ACTION ITEM: Would you please write out every record exactly?

GIVEN ENTRIES:
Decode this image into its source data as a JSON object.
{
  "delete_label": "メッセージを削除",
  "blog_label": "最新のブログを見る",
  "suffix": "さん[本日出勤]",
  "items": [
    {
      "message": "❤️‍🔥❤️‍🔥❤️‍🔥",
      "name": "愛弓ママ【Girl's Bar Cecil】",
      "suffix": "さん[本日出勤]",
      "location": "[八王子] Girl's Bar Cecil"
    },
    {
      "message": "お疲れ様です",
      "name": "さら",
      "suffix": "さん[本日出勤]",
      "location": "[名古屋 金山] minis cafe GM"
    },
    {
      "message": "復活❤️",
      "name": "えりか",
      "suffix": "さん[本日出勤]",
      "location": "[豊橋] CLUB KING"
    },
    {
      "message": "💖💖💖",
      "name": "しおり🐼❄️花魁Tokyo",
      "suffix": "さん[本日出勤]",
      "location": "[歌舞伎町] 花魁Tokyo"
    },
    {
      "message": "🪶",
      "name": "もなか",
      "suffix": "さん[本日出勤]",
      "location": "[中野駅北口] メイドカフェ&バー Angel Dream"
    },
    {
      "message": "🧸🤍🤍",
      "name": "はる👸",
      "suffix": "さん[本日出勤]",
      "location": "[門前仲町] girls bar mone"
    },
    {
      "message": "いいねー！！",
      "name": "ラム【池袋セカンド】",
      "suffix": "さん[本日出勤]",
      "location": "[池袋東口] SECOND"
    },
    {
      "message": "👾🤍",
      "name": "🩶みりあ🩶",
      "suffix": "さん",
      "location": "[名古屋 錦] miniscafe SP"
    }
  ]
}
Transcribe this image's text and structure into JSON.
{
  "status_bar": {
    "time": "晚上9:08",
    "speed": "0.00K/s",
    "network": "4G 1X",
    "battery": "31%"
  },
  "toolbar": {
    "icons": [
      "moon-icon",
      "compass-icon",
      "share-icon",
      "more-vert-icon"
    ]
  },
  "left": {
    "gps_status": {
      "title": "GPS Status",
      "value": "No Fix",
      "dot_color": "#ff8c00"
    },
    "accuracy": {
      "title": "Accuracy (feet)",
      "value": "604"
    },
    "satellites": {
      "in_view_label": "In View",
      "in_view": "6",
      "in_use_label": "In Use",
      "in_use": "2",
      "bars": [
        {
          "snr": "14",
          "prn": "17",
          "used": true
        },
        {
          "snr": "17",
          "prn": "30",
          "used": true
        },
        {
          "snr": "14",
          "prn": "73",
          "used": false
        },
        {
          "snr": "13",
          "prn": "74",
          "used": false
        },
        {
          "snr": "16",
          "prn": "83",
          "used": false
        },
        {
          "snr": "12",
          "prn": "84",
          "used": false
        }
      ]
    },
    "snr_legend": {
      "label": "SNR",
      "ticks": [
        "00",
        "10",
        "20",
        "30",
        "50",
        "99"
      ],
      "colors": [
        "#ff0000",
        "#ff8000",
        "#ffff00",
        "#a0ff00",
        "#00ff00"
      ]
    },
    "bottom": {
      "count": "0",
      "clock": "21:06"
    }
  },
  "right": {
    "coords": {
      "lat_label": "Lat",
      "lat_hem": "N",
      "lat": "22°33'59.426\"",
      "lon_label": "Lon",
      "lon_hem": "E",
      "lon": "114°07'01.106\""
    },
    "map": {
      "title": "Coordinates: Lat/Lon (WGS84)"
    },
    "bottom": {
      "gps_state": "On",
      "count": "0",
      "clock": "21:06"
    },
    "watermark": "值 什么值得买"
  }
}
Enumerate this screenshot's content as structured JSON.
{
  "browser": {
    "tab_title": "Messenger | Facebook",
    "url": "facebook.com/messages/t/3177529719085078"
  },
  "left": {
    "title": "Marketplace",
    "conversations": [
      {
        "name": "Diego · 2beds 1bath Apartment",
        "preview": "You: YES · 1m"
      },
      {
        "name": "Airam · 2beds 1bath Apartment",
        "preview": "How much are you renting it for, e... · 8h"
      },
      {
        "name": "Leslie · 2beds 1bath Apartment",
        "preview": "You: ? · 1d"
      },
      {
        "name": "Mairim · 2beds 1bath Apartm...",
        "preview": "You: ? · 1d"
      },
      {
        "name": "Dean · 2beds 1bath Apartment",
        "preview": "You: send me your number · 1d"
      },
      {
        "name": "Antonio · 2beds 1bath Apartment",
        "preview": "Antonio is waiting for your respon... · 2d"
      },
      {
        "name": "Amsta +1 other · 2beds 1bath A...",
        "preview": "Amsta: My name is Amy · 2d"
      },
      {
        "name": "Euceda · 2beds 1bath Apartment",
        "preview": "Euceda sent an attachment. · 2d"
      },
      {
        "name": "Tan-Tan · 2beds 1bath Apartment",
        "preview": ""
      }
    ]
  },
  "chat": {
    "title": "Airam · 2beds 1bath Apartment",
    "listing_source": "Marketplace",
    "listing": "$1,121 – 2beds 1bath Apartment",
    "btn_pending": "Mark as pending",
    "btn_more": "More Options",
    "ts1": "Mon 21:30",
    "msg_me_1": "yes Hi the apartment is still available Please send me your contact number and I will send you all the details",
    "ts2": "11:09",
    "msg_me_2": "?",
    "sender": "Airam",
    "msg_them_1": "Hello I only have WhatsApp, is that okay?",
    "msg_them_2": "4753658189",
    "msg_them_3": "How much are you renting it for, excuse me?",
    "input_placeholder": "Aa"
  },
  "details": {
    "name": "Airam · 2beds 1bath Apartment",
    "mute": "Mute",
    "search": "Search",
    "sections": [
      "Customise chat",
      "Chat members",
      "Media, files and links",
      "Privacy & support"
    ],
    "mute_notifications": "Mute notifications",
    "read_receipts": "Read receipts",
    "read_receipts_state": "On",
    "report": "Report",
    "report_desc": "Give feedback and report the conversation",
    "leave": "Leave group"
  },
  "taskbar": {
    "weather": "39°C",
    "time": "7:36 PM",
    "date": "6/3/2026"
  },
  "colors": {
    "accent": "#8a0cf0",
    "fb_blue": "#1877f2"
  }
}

RESULT:
Decode this image into its source data as a JSON object.
{
  "delete_label": "メッセージを削除",
  "blog_label": "最新のブログを見る",
  "suffix": "さん[本日出勤]",
  "items": [
    {
      "message": "❤️‍🔥❤️‍🔥❤️‍🔥",
      "name": "愛弓ママ【Girl's Bar Cecil】",
      "suffix": "さん[本日出勤]",
      "location": "[八王子] Girl's Bar Cecil"
    },
    {
      "message": "お疲れ様です",
      "name": "さら",
      "suffix": "さん[本日出勤]",
      "location": "[名古屋 金山] minis cafe GM"
    },
    {
      "message": "復活❤️",
      "name": "えりか",
      "suffix": "さん[本日出勤]",
      "location": "[豊橋] CLUB KING"
    },
    {
      "message": "💖💖💖",
      "name": "しおり🐼❄️花魁Tokyo",
      "suffix": "さん[本日出勤]",
      "location": "[歌舞伎町] 花魁Tokyo"
    },
    {
      "message": "🪶",
      "name": "もなか",
      "suffix": "さん[本日出勤]",
      "location": "[中野駅北口] メイドカフェ&バー Angel Dream"
    },
    {
      "message": "🧸🤍🤍",
      "name": "はる👸",
      "suffix": "さん[本日出勤]",
      "location": "[門前仲町] girls bar mone"
    },
    {
      "message": "いいねー！！",
      "name": "ラム【池袋セカンド】",
      "suffix": "さん[本日出勤]",
      "location": "[池袋東口] SECOND"
    },
    {
      "message": "👾🤍",
      "name": "🩶みりあ🩶",
      "suffix": "さん",
      "location": "[名古屋 錦] miniscafe SP"
    }
  ]
}
Transcribe this image's text and structure into JSON.
{
  "status_bar": {
    "time": "晚上9:08",
    "speed": "0.00K/s",
    "network": "4G 1X",
    "battery": "31%"
  },
  "toolbar": {
    "icons": [
      "moon-icon",
      "compass-icon",
      "share-icon",
      "more-vert-icon"
    ]
  },
  "left": {
    "gps_status": {
      "title": "GPS Status",
      "value": "No Fix",
      "dot_color": "#ff8c00"
    },
    "accuracy": {
      "title": "Accuracy (feet)",
      "value": "604"
    },
    "satellites": {
      "in_view_label": "In View",
      "in_view": "6",
      "in_use_label": "In Use",
      "in_use": "2",
      "bars": [
        {
          "snr": "14",
          "prn": "17",
          "used": true
        },
        {
          "snr": "17",
          "prn": "30",
          "used": true
        },
        {
          "snr": "14",
          "prn": "73",
          "used": false
        },
        {
          "snr": "13",
          "prn": "74",
          "used": false
        },
        {
          "snr": "16",
          "prn": "83",
          "used": false
        },
        {
          "snr": "12",
          "prn": "84",
          "used": false
        }
      ]
    },
    "snr_legend": {
      "label": "SNR",
      "ticks": [
        "00",
        "10",
        "20",
        "30",
        "50",
        "99"
      ],
      "colors": [
        "#ff0000",
        "#ff8000",
        "#ffff00",
        "#a0ff00",
        "#00ff00"
      ]
    },
    "bottom": {
      "count": "0",
      "clock": "21:06"
    }
  },
  "right": {
    "coords": {
      "lat_label": "Lat",
      "lat_hem": "N",
      "lat": "22°33'59.426\"",
      "lon_label": "Lon",
      "lon_hem": "E",
      "lon": "114°07'01.106\""
    },
    "map": {
      "title": "Coordinates: Lat/Lon (WGS84)"
    },
    "bottom": {
      "gps_state": "On",
      "count": "0",
      "clock": "21:06"
    },
    "watermark": "值 什么值得买"
  }
}
Enumerate this screenshot's content as structured JSON.
{
  "browser": {
    "tab_title": "Messenger | Facebook",
    "url": "facebook.com/messages/t/3177529719085078"
  },
  "left": {
    "title": "Marketplace",
    "conversations": [
      {
        "name": "Diego · 2beds 1bath Apartment",
        "preview": "You: YES · 1m"
      },
      {
        "name": "Airam · 2beds 1bath Apartment",
        "preview": "How much are you renting it for, e... · 8h"
      },
      {
        "name": "Leslie · 2beds 1bath Apartment",
        "preview": "You: ? · 1d"
      },
      {
        "name": "Mairim · 2beds 1bath Apartm...",
        "preview": "You: ? · 1d"
      },
      {
        "name": "Dean · 2beds 1bath Apartment",
        "preview": "You: send me your number · 1d"
      },
      {
        "name": "Antonio · 2beds 1bath Apartment",
        "preview": "Antonio is waiting for your respon... · 2d"
      },
      {
        "name": "Amsta +1 other · 2beds 1bath A...",
        "preview": "Amsta: My name is Amy · 2d"
      },
      {
        "name": "Euceda · 2beds 1bath Apartment",
        "preview": "Euceda sent an attachment. · 2d"
      },
      {
        "name": "Tan-Tan · 2beds 1bath Apartment",
        "preview": ""
      }
    ]
  },
  "chat": {
    "title": "Airam · 2beds 1bath Apartment",
    "listing_source": "Marketplace",
    "listing": "$1,121 – 2beds 1bath Apartment",
    "btn_pending": "Mark as pending",
    "btn_more": "More Options",
    "ts1": "Mon 21:30",
    "msg_me_1": "yes Hi the apartment is still available Please send me your contact number and I will send you all the details",
    "ts2": "11:09",
    "msg_me_2": "?",
    "sender": "Airam",
    "msg_them_1": "Hello I only have WhatsApp, is that okay?",
    "msg_them_2": "4753658189",
    "msg_them_3": "How much are you renting it for, excuse me?",
    "input_placeholder": "Aa"
  },
  "details": {
    "name": "Airam · 2beds 1bath Apartment",
    "mute": "Mute",
    "search": "Search",
    "sections": [
      "Customise chat",
      "Chat members",
      "Media, files and links",
      "Privacy & support"
    ],
    "mute_notifications": "Mute notifications",
    "read_receipts": "Read receipts",
    "read_receipts_state": "On",
    "report": "Report",
    "report_desc": "Give feedback and report the conversation",
    "leave": "Leave group"
  },
  "taskbar": {
    "weather": "39°C",
    "time": "7:36 PM",
    "date": "6/3/2026"
  },
  "colors": {
    "accent": "#8a0cf0",
    "fb_blue": "#1877f2"
  }
}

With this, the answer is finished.